**SOURCE RECORDS:**
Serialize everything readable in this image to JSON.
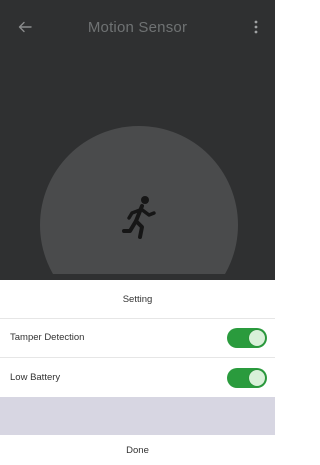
{
  "header": {
    "title": "Motion Sensor",
    "back_icon": "arrow-left-icon",
    "menu_icon": "kebab-menu-icon"
  },
  "hero": {
    "icon": "running-person-icon"
  },
  "sheet": {
    "title": "Setting",
    "items": [
      {
        "label": "Tamper Detection",
        "enabled": true
      },
      {
        "label": "Low Battery",
        "enabled": true
      }
    ],
    "done_label": "Done"
  },
  "colors": {
    "background_dark": "#2f3031",
    "dome": "#4a4b4c",
    "toggle_on": "#2a9b3d",
    "band": "#d7d6e2"
  }
}
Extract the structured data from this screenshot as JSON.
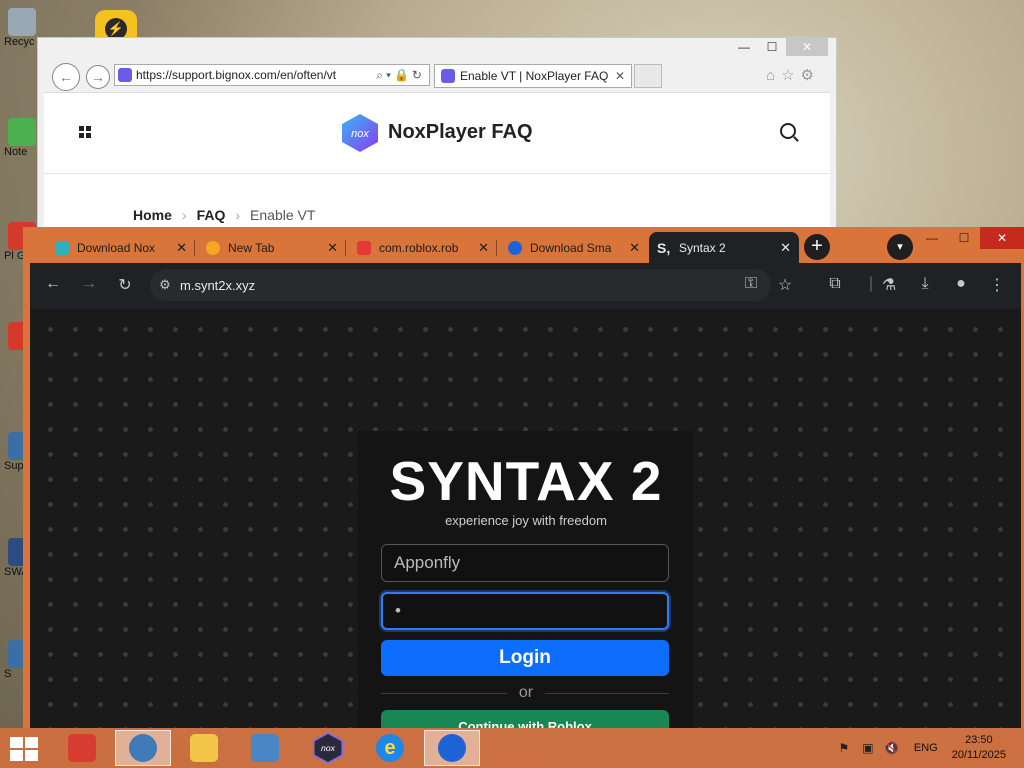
{
  "desktop": {
    "icons": [
      {
        "label": "Recyc",
        "color": "#9aa7b5"
      },
      {
        "label": "Note",
        "color": "#4caf50"
      },
      {
        "label": "Pl Gre",
        "color": "#d33a2c"
      },
      {
        "label": "",
        "color": "#d33a2c"
      },
      {
        "label": "Sup",
        "color": "#3a6ea5"
      },
      {
        "label": "SWA Stet",
        "color": "#2b4c7e"
      },
      {
        "label": "S",
        "color": "#3a6ea5"
      }
    ]
  },
  "ie": {
    "url": "https://support.bignox.com/en/often/vt",
    "tab_title": "Enable VT | NoxPlayer FAQ",
    "site_title": "NoxPlayer FAQ",
    "breadcrumbs": [
      "Home",
      "FAQ",
      "Enable VT"
    ]
  },
  "chrome": {
    "tabs": [
      {
        "title": "Download Nox",
        "favicon_color": "#2bb3c0"
      },
      {
        "title": "New Tab",
        "favicon_color": "#f5a623"
      },
      {
        "title": "com.roblox.rob",
        "favicon_color": "#e53935"
      },
      {
        "title": "Download Sma",
        "favicon_color": "#1e63d6"
      },
      {
        "title": "Syntax 2",
        "favicon_color": "#202124"
      }
    ],
    "address": "m.synt2x.xyz"
  },
  "page": {
    "title": "SYNTAX 2",
    "subtitle": "experience joy with freedom",
    "username_value": "Apponfly",
    "password_mask": "•",
    "login_label": "Login",
    "or_label": "or",
    "roblox_label": "Continue with Roblox"
  },
  "taskbar": {
    "language": "ENG",
    "time": "23:50",
    "date": "20/11/2025"
  },
  "colors": {
    "chrome_frame": "#d9753b",
    "login_blue": "#0d6efd",
    "roblox_green": "#198754"
  }
}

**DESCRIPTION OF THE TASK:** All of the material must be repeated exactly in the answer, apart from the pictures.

**RESPONSE TO THE TASK:**
Serialize everything readable in this image to JSON.
{
  "header": {
    "title": "Motion Sensor",
    "back_icon": "arrow-left-icon",
    "menu_icon": "kebab-menu-icon"
  },
  "hero": {
    "icon": "running-person-icon"
  },
  "sheet": {
    "title": "Setting",
    "items": [
      {
        "label": "Tamper Detection",
        "enabled": true
      },
      {
        "label": "Low Battery",
        "enabled": true
      }
    ],
    "done_label": "Done"
  },
  "colors": {
    "background_dark": "#2f3031",
    "dome": "#4a4b4c",
    "toggle_on": "#2a9b3d",
    "band": "#d7d6e2"
  }
}
Extract the structured data from this screenshot as JSON.
{
  "desktop": {
    "icons": [
      {
        "label": "Recyc",
        "color": "#9aa7b5"
      },
      {
        "label": "Note",
        "color": "#4caf50"
      },
      {
        "label": "Pl Gre",
        "color": "#d33a2c"
      },
      {
        "label": "",
        "color": "#d33a2c"
      },
      {
        "label": "Sup",
        "color": "#3a6ea5"
      },
      {
        "label": "SWA Stet",
        "color": "#2b4c7e"
      },
      {
        "label": "S",
        "color": "#3a6ea5"
      }
    ]
  },
  "ie": {
    "url": "https://support.bignox.com/en/often/vt",
    "tab_title": "Enable VT | NoxPlayer FAQ",
    "site_title": "NoxPlayer FAQ",
    "breadcrumbs": [
      "Home",
      "FAQ",
      "Enable VT"
    ]
  },
  "chrome": {
    "tabs": [
      {
        "title": "Download Nox",
        "favicon_color": "#2bb3c0"
      },
      {
        "title": "New Tab",
        "favicon_color": "#f5a623"
      },
      {
        "title": "com.roblox.rob",
        "favicon_color": "#e53935"
      },
      {
        "title": "Download Sma",
        "favicon_color": "#1e63d6"
      },
      {
        "title": "Syntax 2",
        "favicon_color": "#202124"
      }
    ],
    "address": "m.synt2x.xyz"
  },
  "page": {
    "title": "SYNTAX 2",
    "subtitle": "experience joy with freedom",
    "username_value": "Apponfly",
    "password_mask": "•",
    "login_label": "Login",
    "or_label": "or",
    "roblox_label": "Continue with Roblox"
  },
  "taskbar": {
    "language": "ENG",
    "time": "23:50",
    "date": "20/11/2025"
  },
  "colors": {
    "chrome_frame": "#d9753b",
    "login_blue": "#0d6efd",
    "roblox_green": "#198754"
  }
}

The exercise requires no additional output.